Supplied records section start

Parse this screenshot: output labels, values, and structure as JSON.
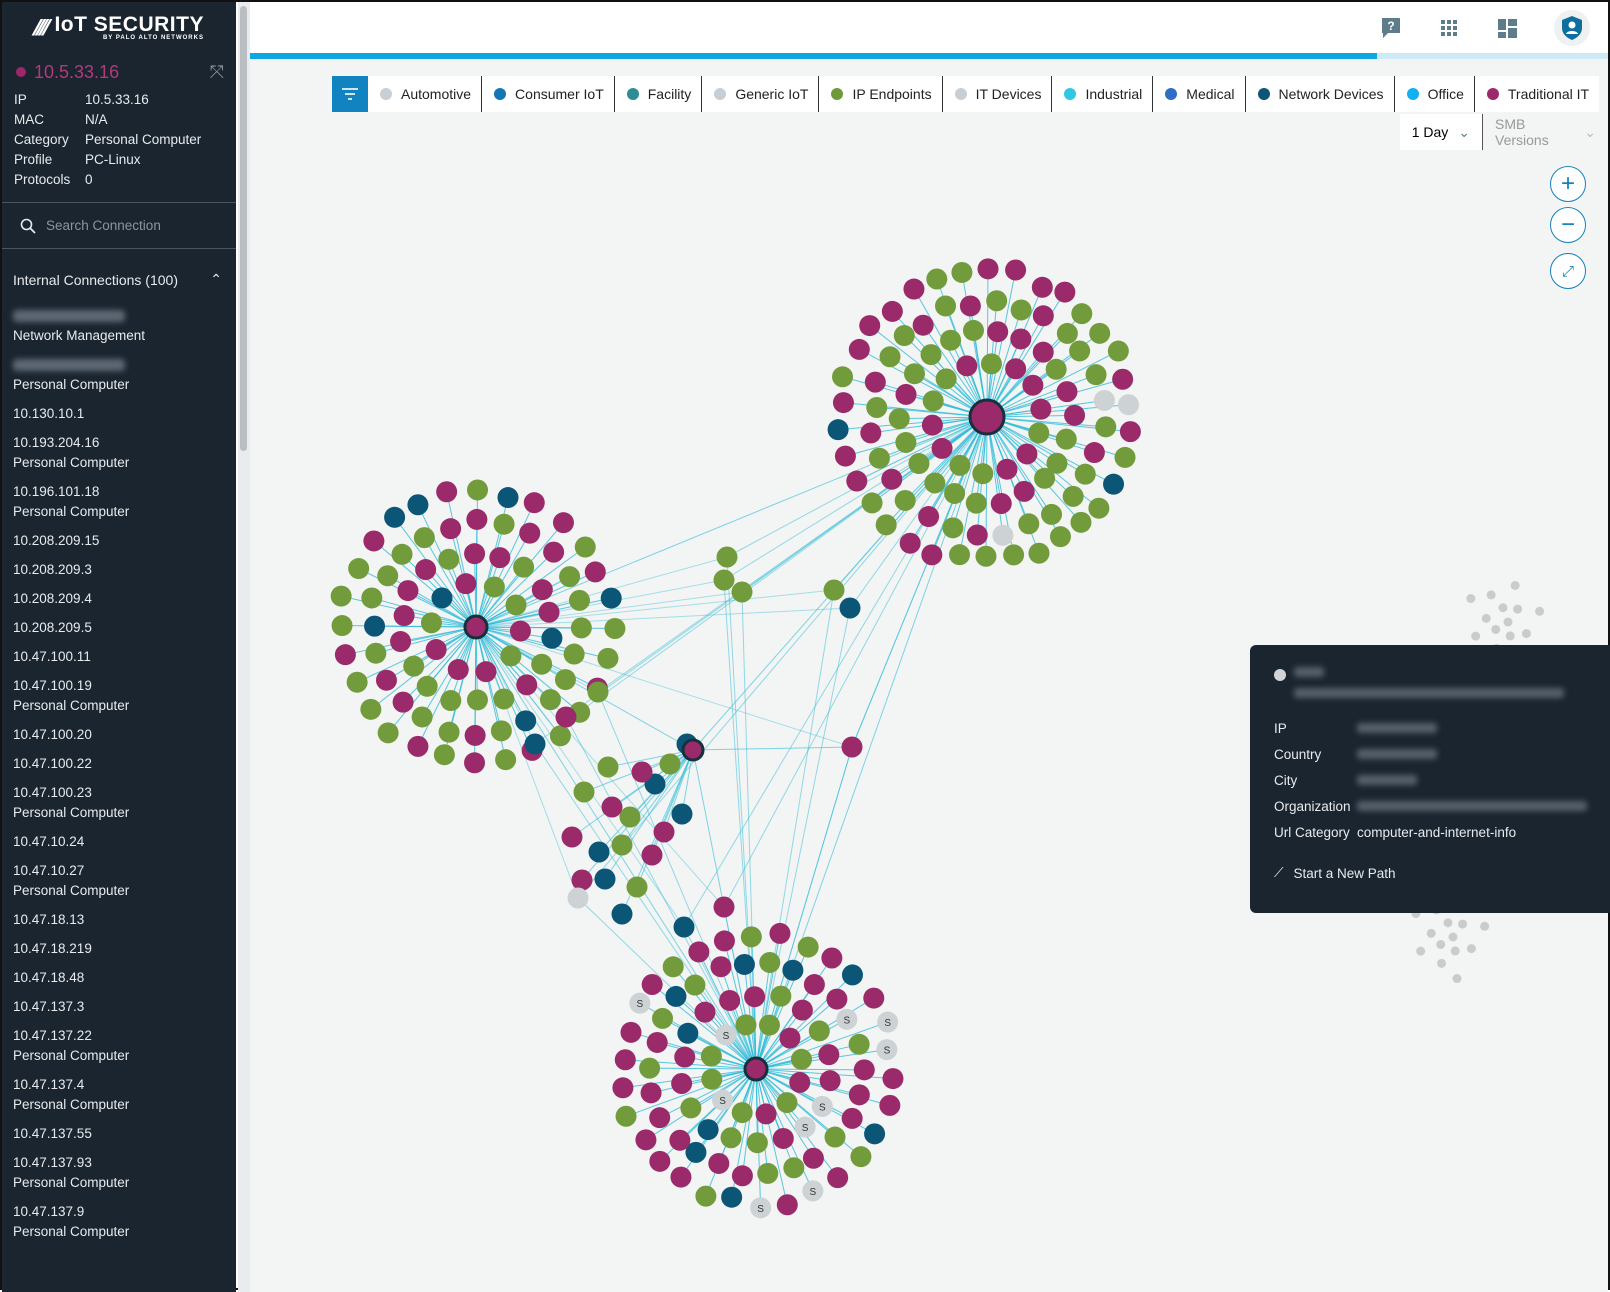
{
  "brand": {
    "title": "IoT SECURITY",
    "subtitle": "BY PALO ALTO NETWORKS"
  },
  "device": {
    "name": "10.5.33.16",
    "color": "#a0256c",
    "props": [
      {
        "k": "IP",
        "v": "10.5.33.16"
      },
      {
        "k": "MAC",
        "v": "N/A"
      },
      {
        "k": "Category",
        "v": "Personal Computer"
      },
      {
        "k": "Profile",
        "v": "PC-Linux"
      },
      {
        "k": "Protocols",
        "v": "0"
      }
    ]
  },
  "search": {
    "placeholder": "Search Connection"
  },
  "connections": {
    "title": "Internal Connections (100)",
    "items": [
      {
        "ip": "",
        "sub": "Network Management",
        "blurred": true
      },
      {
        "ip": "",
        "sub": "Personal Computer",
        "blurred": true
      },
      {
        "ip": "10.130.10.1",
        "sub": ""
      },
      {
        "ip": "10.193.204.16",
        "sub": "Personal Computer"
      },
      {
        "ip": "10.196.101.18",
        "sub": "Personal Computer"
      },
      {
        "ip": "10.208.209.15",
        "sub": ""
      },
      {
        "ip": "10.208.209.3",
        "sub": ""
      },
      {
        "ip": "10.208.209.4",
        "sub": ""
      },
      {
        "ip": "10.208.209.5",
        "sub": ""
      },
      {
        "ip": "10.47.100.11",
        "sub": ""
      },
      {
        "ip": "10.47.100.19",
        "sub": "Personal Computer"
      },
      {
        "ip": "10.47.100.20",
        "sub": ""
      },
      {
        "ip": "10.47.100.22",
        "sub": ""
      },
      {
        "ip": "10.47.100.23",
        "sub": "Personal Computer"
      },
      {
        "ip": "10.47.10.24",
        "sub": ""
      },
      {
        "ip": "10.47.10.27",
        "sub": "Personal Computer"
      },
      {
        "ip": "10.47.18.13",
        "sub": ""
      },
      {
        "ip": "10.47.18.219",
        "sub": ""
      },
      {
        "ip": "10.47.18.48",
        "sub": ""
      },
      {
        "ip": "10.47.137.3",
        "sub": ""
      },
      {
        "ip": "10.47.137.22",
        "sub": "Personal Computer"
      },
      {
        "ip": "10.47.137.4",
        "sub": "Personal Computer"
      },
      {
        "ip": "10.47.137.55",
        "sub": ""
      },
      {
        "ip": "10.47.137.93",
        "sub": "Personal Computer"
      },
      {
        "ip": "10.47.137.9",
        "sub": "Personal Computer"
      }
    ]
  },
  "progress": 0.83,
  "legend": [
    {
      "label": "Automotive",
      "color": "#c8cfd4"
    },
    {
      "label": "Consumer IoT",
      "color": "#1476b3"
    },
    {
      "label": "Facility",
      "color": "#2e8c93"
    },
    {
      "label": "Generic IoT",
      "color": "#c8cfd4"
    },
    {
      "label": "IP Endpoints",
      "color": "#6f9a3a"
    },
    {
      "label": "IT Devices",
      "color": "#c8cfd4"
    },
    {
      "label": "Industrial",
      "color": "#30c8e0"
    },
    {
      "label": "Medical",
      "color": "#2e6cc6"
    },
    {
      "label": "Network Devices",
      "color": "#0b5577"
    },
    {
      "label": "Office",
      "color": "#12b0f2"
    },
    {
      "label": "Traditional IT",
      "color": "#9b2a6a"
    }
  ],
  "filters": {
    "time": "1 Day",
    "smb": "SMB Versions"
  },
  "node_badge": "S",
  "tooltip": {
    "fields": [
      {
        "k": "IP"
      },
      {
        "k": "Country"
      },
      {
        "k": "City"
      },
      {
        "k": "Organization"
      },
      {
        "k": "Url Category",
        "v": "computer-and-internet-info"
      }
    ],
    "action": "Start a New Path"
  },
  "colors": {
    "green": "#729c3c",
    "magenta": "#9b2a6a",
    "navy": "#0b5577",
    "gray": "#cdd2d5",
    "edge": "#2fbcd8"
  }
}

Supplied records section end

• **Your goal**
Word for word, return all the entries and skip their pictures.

• **Reply to the task**
Parse this screenshot: output labels, values, and structure as JSON.
{
  "brand": {
    "title": "IoT SECURITY",
    "subtitle": "BY PALO ALTO NETWORKS"
  },
  "device": {
    "name": "10.5.33.16",
    "color": "#a0256c",
    "props": [
      {
        "k": "IP",
        "v": "10.5.33.16"
      },
      {
        "k": "MAC",
        "v": "N/A"
      },
      {
        "k": "Category",
        "v": "Personal Computer"
      },
      {
        "k": "Profile",
        "v": "PC-Linux"
      },
      {
        "k": "Protocols",
        "v": "0"
      }
    ]
  },
  "search": {
    "placeholder": "Search Connection"
  },
  "connections": {
    "title": "Internal Connections (100)",
    "items": [
      {
        "ip": "",
        "sub": "Network Management",
        "blurred": true
      },
      {
        "ip": "",
        "sub": "Personal Computer",
        "blurred": true
      },
      {
        "ip": "10.130.10.1",
        "sub": ""
      },
      {
        "ip": "10.193.204.16",
        "sub": "Personal Computer"
      },
      {
        "ip": "10.196.101.18",
        "sub": "Personal Computer"
      },
      {
        "ip": "10.208.209.15",
        "sub": ""
      },
      {
        "ip": "10.208.209.3",
        "sub": ""
      },
      {
        "ip": "10.208.209.4",
        "sub": ""
      },
      {
        "ip": "10.208.209.5",
        "sub": ""
      },
      {
        "ip": "10.47.100.11",
        "sub": ""
      },
      {
        "ip": "10.47.100.19",
        "sub": "Personal Computer"
      },
      {
        "ip": "10.47.100.20",
        "sub": ""
      },
      {
        "ip": "10.47.100.22",
        "sub": ""
      },
      {
        "ip": "10.47.100.23",
        "sub": "Personal Computer"
      },
      {
        "ip": "10.47.10.24",
        "sub": ""
      },
      {
        "ip": "10.47.10.27",
        "sub": "Personal Computer"
      },
      {
        "ip": "10.47.18.13",
        "sub": ""
      },
      {
        "ip": "10.47.18.219",
        "sub": ""
      },
      {
        "ip": "10.47.18.48",
        "sub": ""
      },
      {
        "ip": "10.47.137.3",
        "sub": ""
      },
      {
        "ip": "10.47.137.22",
        "sub": "Personal Computer"
      },
      {
        "ip": "10.47.137.4",
        "sub": "Personal Computer"
      },
      {
        "ip": "10.47.137.55",
        "sub": ""
      },
      {
        "ip": "10.47.137.93",
        "sub": "Personal Computer"
      },
      {
        "ip": "10.47.137.9",
        "sub": "Personal Computer"
      }
    ]
  },
  "progress": 0.83,
  "legend": [
    {
      "label": "Automotive",
      "color": "#c8cfd4"
    },
    {
      "label": "Consumer IoT",
      "color": "#1476b3"
    },
    {
      "label": "Facility",
      "color": "#2e8c93"
    },
    {
      "label": "Generic IoT",
      "color": "#c8cfd4"
    },
    {
      "label": "IP Endpoints",
      "color": "#6f9a3a"
    },
    {
      "label": "IT Devices",
      "color": "#c8cfd4"
    },
    {
      "label": "Industrial",
      "color": "#30c8e0"
    },
    {
      "label": "Medical",
      "color": "#2e6cc6"
    },
    {
      "label": "Network Devices",
      "color": "#0b5577"
    },
    {
      "label": "Office",
      "color": "#12b0f2"
    },
    {
      "label": "Traditional IT",
      "color": "#9b2a6a"
    }
  ],
  "filters": {
    "time": "1 Day",
    "smb": "SMB Versions"
  },
  "node_badge": "S",
  "tooltip": {
    "fields": [
      {
        "k": "IP"
      },
      {
        "k": "Country"
      },
      {
        "k": "City"
      },
      {
        "k": "Organization"
      },
      {
        "k": "Url Category",
        "v": "computer-and-internet-info"
      }
    ],
    "action": "Start a New Path"
  },
  "colors": {
    "green": "#729c3c",
    "magenta": "#9b2a6a",
    "navy": "#0b5577",
    "gray": "#cdd2d5",
    "edge": "#2fbcd8"
  }
}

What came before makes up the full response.